Unlike Wi-Fi or cellular connections, which enable communication over longer distances, Bluetooth connects devices that are around 30 feet or less apart.
Most commonly used to connect a headset to a mobile phone, Bluetooth uses low power but enough data speed to send high-fidelity music from your smartphone to wireless speakers, and is versatile enough to connect a wireless keyboard and mouse to your computer.
To connect two devices using Bluetooth, you must “pair” them, so that they recognize each other. While the steps are similar for many devices, the instructions for your specific devices will vary by manufacturer and model.
Enable Bluetooth on the phone or computer and enable the “Discoverable” or “Make Visible” option.
Turn on the Bluetooth device you want to pair with the phone or computer and set it to pairing mode. Some devices require you to press or hold a button to enable pairing mode, while others attempt to pair automatically when they aren’t paired with another device. Most devices display a visual signal when they’re in pairing mode, such as a solid or flashing LED.
Choose the device you want to pair from the list on your phone or computer. The device may appear in the phone or computer’s Bluetooth options screen, or under an option such as “Set Up Bluetooth Device” or “Paired Devices.” If the device requires a passcode for security, locate it in the device’s user guide and enter it. When setup is complete, the device’s LED may flash or turn off.
Test your device by making a call, if the device is a headset, or playing music if the device is a wireless speaker or headphones. Your phone or computer may require you to choose your device; for example, your computer may require you to select your wireless speaker in the Sound control panel, or your phone may ask you to choose your headset before answering a call.

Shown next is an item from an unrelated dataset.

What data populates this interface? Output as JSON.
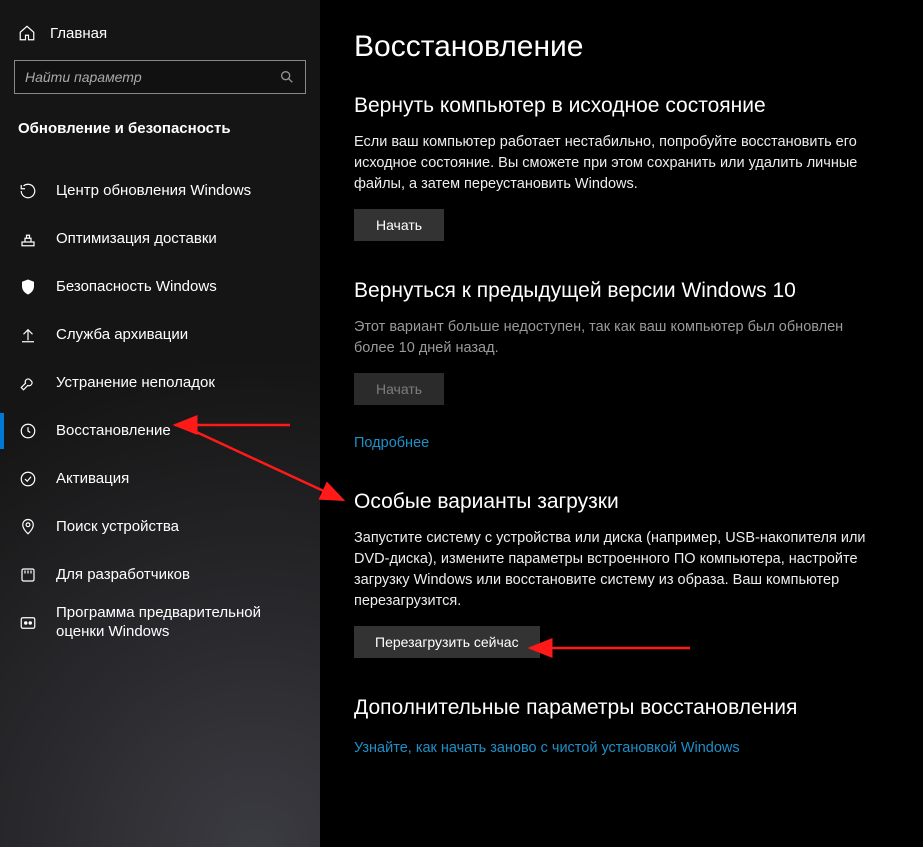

For precise instructions on pairing specific phones, computers and devices, consult their user guides. If you can’t find your device’s user guide, its manufacturer’s website may offer instructions.
Many Bluetooth keyboards and mice include a receiver that plugs into your computer’s USB port. When this is the case, you must usually use product-specific software or features, such as a Bluetooth button on both the keyboard and receiver, to make the Bluetooth connection.
If devices aren’t pairing, make sure the devices both use Bluetooth and are designed to work with each other. For example, a Bluetooth keyboard may not work with a Bluetooth printer.
Bluetooth has a limited range. If you hear static when using an audio device or notice lack of response when using an input device, or the device is unable to pair, move the device closer to the phone or computer.